Back to main page
Shakespeare's Sonnets - Sonnet 93
Download Shakespeare's Sonnets
Last updated: Fri, Jul 31, 2015
- PDF Download as PDF
- DOC (for MS Word, Apple Pages, Open Office, etc.) without line numbers Download as DOC (for MS Word, Apple Pages, Open Office, etc.) without line numbers
- DOC (for MS Word, Apple Pages, Open Office, etc.) with line numbers Download as DOC (for MS Word, Apple Pages, Open Office, etc.) with line numbers
- HTML Download as HTML
- TXT Download as TXT
- XML Download as XML
Navigate this workShakespeare's Sonnets - Sonnet 93
The poet explores the implications of the final line of s. 92. It would be easy for the beloved to be secretly false, he realizes, because the beloved is so unfailingly beautiful and (apparently) loving.
So shall I live, supposing thou art true,
Like a deceivèd husband; so love’s face
May still seem love to me, though altered new;
4Thy looks with me, thy heart in other place.
For there can live no hatred in thine eye;
Therefore in that I cannot know thy change.
In many’s looks, the false heart’s history
8Is writ in moods and frowns and wrinkles strange.
But heaven in thy creation did decree
That in thy face sweet love should ever dwell;
Whate’er thy thoughts or thy heart’s workings be,
12Thy looks should nothing thence but sweetness tell.
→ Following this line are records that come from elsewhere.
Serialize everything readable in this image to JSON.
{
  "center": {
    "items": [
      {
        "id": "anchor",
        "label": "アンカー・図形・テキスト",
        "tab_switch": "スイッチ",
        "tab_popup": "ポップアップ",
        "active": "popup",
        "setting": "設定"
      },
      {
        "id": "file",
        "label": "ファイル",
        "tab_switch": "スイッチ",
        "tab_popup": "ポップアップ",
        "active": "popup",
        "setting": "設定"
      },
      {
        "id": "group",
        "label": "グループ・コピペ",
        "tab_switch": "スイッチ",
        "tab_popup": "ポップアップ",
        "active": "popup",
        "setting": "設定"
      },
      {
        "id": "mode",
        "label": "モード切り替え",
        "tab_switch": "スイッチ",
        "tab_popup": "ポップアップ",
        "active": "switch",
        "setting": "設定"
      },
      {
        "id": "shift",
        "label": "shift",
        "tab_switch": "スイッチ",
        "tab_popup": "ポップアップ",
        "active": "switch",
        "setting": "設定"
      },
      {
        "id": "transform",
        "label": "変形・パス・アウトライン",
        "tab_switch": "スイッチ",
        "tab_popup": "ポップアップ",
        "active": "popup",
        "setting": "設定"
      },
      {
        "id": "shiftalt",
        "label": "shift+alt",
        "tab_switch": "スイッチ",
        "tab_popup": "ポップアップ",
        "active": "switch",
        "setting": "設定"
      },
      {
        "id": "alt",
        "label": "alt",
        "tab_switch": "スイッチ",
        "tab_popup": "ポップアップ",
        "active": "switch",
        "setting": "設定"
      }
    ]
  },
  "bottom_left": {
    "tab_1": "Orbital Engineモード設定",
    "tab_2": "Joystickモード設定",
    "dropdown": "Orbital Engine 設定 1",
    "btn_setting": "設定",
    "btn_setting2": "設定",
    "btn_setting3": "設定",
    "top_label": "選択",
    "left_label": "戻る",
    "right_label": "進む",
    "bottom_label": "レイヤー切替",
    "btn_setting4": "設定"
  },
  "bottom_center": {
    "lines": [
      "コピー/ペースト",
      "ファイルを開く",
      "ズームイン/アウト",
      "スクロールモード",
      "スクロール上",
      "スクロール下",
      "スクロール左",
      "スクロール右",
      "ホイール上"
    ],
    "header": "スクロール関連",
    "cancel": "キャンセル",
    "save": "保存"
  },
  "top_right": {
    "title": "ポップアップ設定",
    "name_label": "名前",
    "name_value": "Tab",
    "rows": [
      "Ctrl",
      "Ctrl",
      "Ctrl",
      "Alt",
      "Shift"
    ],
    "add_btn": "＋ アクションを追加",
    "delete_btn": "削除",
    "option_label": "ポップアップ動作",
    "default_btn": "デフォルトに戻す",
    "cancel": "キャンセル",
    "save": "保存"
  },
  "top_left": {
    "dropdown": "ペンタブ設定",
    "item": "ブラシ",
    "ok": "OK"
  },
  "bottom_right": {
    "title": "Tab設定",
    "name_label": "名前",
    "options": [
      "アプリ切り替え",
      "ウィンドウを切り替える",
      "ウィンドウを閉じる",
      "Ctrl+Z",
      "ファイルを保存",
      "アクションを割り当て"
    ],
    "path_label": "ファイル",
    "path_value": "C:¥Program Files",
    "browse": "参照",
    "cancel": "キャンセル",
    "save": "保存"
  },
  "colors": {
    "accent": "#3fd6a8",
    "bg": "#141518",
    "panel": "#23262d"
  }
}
How like Eve’s apple doth thy beauty grow,
If thy sweet virtue answer not thy show.